Add the glass noodles, cilantro stems, the remaining soy sauce, sugar, and about ¼ cup of the mushroom soaking water. Toss until the noodles are fully cooked, adding a splash more of the mushroom water if needed.
Toss in the green onions and remove from heat. Taste the filling and add the salt if it needs it. (I find it usually does need the extra salt, but it’s always good to taste first).
Transfer the filling into a large, shallow bowl and spread it out so it can cool quickly.
While the filling is cooling, peel the wrappers apart so it will be easier when you wrap. (Spring roll wrappers tend to stick together a bit right out of the package.)
For the spring roll wrapper glue, you can use a beaten egg, or for a vegan glue, mix the all-purpose flour with an equal amount of water so you have a thick but spreadable paste.
To wrap, follow the instructions in the video. Use a little more than ¼ cup of filling per roll if using a large (8-inch) wrapper. At this point you can freeze the spring rolls and fry them directly from frozen.
Heat 2-3 inches of oil in a wok or a pot to 350 F. Add the spring rolls, a few at a time so as to not crowd the pot. Fry on medium heat for about 5-6 minutes until golden brown and crispy. You can tell that the surface are crispy when the bubbles are only coming out of the ends, not the surface (more on this in the video). If they are frozen they may take 7-8 minutes.
You can also bake them: Brush them generously with oil all over and bake (better if you have a rack) at 425°F (convection if you have it) for about 25 minutes or until they’re golden and crispy. If you don’t have a rack, flip them over half way through so they brown evenly.

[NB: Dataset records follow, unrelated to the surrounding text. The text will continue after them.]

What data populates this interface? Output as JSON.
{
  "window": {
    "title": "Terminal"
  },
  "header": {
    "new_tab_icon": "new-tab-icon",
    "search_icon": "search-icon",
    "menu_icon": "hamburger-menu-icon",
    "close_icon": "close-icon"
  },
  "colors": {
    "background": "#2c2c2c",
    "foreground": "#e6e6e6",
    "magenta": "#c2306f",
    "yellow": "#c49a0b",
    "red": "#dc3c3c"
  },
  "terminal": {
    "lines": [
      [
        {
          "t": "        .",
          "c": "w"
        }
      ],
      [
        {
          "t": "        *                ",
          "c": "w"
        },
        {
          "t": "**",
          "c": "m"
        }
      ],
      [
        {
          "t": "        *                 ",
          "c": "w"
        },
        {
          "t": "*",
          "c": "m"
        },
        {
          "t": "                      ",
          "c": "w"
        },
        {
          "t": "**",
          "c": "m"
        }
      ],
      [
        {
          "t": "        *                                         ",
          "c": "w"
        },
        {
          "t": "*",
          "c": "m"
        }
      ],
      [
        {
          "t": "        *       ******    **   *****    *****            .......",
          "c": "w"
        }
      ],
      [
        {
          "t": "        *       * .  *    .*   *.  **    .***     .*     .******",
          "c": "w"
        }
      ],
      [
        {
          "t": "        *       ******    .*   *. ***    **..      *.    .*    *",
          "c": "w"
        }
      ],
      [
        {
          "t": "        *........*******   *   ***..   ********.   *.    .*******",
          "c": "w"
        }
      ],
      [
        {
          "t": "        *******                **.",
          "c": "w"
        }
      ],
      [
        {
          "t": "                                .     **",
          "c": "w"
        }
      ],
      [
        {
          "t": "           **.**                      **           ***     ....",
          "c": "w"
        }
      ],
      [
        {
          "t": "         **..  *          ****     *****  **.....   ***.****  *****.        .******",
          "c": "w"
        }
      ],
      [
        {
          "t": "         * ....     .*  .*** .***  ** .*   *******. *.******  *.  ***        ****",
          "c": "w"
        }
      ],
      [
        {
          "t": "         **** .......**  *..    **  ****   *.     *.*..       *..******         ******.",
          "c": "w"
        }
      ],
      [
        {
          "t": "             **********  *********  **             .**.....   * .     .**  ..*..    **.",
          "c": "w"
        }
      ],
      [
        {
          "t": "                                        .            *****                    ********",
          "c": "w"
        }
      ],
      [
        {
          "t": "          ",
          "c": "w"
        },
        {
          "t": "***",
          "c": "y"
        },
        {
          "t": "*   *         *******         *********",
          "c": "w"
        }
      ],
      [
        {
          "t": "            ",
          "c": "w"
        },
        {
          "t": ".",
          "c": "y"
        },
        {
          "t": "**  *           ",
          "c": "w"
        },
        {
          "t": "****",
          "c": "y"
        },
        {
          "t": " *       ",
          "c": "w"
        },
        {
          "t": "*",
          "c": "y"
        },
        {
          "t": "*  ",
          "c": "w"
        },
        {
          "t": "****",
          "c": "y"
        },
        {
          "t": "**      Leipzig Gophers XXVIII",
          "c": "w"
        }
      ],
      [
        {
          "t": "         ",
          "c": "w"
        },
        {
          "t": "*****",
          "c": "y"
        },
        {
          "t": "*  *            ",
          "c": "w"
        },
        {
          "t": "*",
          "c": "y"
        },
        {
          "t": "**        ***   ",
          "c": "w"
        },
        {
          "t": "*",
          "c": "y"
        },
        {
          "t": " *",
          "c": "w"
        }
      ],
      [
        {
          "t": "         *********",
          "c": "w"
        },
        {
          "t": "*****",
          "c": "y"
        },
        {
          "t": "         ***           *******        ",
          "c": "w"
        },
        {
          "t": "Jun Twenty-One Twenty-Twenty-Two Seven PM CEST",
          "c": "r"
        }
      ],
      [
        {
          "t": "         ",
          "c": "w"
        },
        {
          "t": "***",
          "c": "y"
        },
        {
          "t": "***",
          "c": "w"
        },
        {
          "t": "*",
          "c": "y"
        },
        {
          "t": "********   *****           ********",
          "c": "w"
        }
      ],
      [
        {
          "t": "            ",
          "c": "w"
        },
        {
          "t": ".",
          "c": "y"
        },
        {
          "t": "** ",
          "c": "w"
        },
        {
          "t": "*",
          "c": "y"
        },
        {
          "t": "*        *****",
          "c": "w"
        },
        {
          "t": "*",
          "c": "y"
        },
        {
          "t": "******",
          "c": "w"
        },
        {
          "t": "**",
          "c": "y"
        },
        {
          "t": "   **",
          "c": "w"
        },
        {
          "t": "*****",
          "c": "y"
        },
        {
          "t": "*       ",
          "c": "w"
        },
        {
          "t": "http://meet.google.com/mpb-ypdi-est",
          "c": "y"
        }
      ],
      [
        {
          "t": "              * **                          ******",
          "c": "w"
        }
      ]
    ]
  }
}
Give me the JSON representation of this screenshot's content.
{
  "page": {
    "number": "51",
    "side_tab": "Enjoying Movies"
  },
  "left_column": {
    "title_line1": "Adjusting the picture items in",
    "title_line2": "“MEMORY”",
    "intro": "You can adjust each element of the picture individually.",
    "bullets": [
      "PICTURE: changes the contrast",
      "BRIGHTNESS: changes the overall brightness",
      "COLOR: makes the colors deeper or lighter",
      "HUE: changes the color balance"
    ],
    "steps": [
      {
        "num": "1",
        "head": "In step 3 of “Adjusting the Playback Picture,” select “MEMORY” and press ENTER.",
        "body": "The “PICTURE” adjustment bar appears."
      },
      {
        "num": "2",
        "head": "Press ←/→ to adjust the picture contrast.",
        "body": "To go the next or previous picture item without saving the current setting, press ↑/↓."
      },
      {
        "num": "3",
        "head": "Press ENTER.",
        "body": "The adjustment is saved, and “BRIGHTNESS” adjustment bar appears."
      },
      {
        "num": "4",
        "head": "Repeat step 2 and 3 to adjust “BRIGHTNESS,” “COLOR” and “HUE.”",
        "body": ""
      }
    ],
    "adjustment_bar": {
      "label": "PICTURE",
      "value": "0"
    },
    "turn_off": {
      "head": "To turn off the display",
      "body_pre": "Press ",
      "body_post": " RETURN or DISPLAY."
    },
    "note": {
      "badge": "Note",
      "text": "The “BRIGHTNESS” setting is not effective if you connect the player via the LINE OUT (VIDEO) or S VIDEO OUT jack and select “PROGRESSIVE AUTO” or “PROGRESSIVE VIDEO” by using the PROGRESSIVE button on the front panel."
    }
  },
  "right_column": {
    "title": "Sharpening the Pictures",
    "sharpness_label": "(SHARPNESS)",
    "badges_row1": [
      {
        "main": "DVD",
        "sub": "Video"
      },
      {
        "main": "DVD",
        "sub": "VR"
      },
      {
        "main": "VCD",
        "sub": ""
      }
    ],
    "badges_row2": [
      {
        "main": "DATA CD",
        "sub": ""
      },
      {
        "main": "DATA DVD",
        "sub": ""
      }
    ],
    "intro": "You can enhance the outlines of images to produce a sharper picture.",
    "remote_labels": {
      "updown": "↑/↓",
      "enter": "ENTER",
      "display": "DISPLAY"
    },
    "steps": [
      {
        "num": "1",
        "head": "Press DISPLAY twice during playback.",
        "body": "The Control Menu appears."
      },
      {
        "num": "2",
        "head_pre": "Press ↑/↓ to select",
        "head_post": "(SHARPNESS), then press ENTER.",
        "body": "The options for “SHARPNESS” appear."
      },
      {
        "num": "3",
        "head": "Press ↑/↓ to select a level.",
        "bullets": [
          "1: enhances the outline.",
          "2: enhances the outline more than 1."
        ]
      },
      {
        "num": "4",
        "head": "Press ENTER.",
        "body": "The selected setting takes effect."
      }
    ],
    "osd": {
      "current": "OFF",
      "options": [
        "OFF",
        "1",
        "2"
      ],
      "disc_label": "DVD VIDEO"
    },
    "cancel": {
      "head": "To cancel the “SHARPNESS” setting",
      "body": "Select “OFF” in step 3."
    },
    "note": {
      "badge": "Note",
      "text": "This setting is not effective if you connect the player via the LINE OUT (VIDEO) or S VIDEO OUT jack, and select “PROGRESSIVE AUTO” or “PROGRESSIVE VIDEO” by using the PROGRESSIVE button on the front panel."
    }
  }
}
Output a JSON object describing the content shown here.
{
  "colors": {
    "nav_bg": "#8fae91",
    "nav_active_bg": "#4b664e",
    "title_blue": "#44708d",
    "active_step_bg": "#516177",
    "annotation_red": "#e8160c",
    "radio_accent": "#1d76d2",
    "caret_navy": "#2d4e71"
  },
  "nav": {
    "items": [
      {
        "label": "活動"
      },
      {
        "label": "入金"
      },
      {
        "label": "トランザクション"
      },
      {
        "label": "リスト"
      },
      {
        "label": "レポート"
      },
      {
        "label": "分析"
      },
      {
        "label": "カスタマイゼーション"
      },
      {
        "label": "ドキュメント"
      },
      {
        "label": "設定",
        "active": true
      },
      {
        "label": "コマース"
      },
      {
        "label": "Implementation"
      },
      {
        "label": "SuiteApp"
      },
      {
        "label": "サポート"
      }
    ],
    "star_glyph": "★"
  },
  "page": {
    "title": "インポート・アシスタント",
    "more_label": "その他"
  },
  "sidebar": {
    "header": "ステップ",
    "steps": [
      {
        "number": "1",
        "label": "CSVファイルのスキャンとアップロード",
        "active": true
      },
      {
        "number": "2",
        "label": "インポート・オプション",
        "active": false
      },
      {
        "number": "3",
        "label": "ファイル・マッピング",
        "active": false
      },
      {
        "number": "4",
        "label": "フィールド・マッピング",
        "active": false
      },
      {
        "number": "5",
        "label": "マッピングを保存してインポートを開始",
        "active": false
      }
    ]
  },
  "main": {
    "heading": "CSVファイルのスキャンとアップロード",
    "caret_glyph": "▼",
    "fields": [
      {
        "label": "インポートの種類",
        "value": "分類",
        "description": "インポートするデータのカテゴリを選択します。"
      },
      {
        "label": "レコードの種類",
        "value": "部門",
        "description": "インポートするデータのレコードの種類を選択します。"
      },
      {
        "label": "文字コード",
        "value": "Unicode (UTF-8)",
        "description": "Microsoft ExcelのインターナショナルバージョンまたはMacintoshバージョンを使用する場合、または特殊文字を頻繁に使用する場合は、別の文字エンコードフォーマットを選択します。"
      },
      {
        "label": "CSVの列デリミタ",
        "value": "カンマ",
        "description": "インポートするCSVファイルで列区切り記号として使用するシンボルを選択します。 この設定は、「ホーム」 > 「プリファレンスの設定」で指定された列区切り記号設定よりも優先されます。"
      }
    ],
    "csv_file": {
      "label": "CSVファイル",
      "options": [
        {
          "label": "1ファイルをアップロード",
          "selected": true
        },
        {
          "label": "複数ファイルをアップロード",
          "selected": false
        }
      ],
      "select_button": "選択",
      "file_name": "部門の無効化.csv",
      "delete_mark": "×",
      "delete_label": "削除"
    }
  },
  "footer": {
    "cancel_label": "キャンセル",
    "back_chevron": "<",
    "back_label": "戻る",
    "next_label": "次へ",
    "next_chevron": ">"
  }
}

If after 25 minutes you still want them to be more brown, you can put them under the broiler for a minute or so per side; watch them carefully! (They will be lighter in colour than the deep fried ones but will still be crispy.)
For air-frying: I have not done this personally, but other sources say to brush them with oil and air fry them for 7-8 minutes at 350°F.